### [Task]
Set the data below down again, exactly, with every picture left out.

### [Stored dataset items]
---+---

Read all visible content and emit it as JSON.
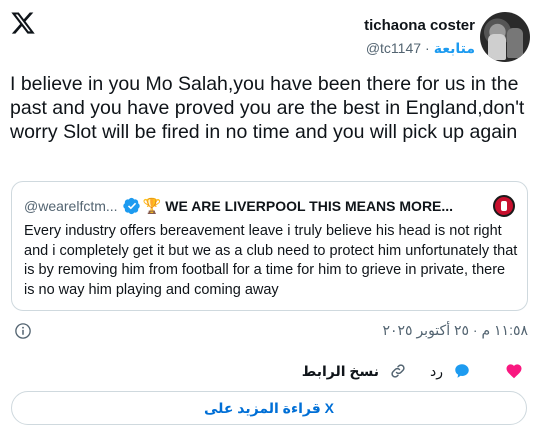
{
  "author": {
    "display_name": "tichaona coster",
    "handle": "@tc1147",
    "separator": "·",
    "follow_label": "متابعة"
  },
  "tweet": {
    "text": "I believe in you Mo Salah,you have been there for us in the past and you have proved you are the best in England,don't worry Slot will be fired in no time and you will pick up again"
  },
  "quoted": {
    "handle": "@wearelfctm...",
    "trophy": "🏆",
    "name": "WE ARE LIVERPOOL THIS MEANS MORE...",
    "text": "Every industry offers bereavement leave i truly believe his head is not right and i completely get it but we as a club  need to protect him unfortunately that is by removing him from football for a time for him to grieve in private, there is no way him playing and coming away"
  },
  "meta": {
    "timestamp": "١١:٥٨ م · ٢٥ أكتوبر ٢٠٢٥"
  },
  "actions": {
    "reply_label": "رد",
    "copy_link_label": "نسخ الرابط"
  },
  "read_more_label": "قراءة المزيد على X",
  "colors": {
    "accent": "#1d9bf0",
    "like": "#f91880",
    "text": "#0f1419",
    "muted": "#536471",
    "border": "#cfd9de"
  },
  "icons": [
    "x-logo-icon",
    "verified-badge-icon",
    "trophy-icon",
    "info-icon",
    "heart-icon",
    "reply-bubble-icon",
    "link-icon"
  ]
}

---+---

### [Output of the exercise]
Read all visible content and emit it as JSON.
{
  "author": {
    "display_name": "tichaona coster",
    "handle": "@tc1147",
    "separator": "·",
    "follow_label": "متابعة"
  },
  "tweet": {
    "text": "I believe in you Mo Salah,you have been there for us in the past and you have proved you are the best in England,don't worry Slot will be fired in no time and you will pick up again"
  },
  "quoted": {
    "handle": "@wearelfctm...",
    "trophy": "🏆",
    "name": "WE ARE LIVERPOOL THIS MEANS MORE...",
    "text": "Every industry offers bereavement leave i truly believe his head is not right and i completely get it but we as a club  need to protect him unfortunately that is by removing him from football for a time for him to grieve in private, there is no way him playing and coming away"
  },
  "meta": {
    "timestamp": "١١:٥٨ م · ٢٥ أكتوبر ٢٠٢٥"
  },
  "actions": {
    "reply_label": "رد",
    "copy_link_label": "نسخ الرابط"
  },
  "read_more_label": "قراءة المزيد على X",
  "colors": {
    "accent": "#1d9bf0",
    "like": "#f91880",
    "text": "#0f1419",
    "muted": "#536471",
    "border": "#cfd9de"
  },
  "icons": [
    "x-logo-icon",
    "verified-badge-icon",
    "trophy-icon",
    "info-icon",
    "heart-icon",
    "reply-bubble-icon",
    "link-icon"
  ]
}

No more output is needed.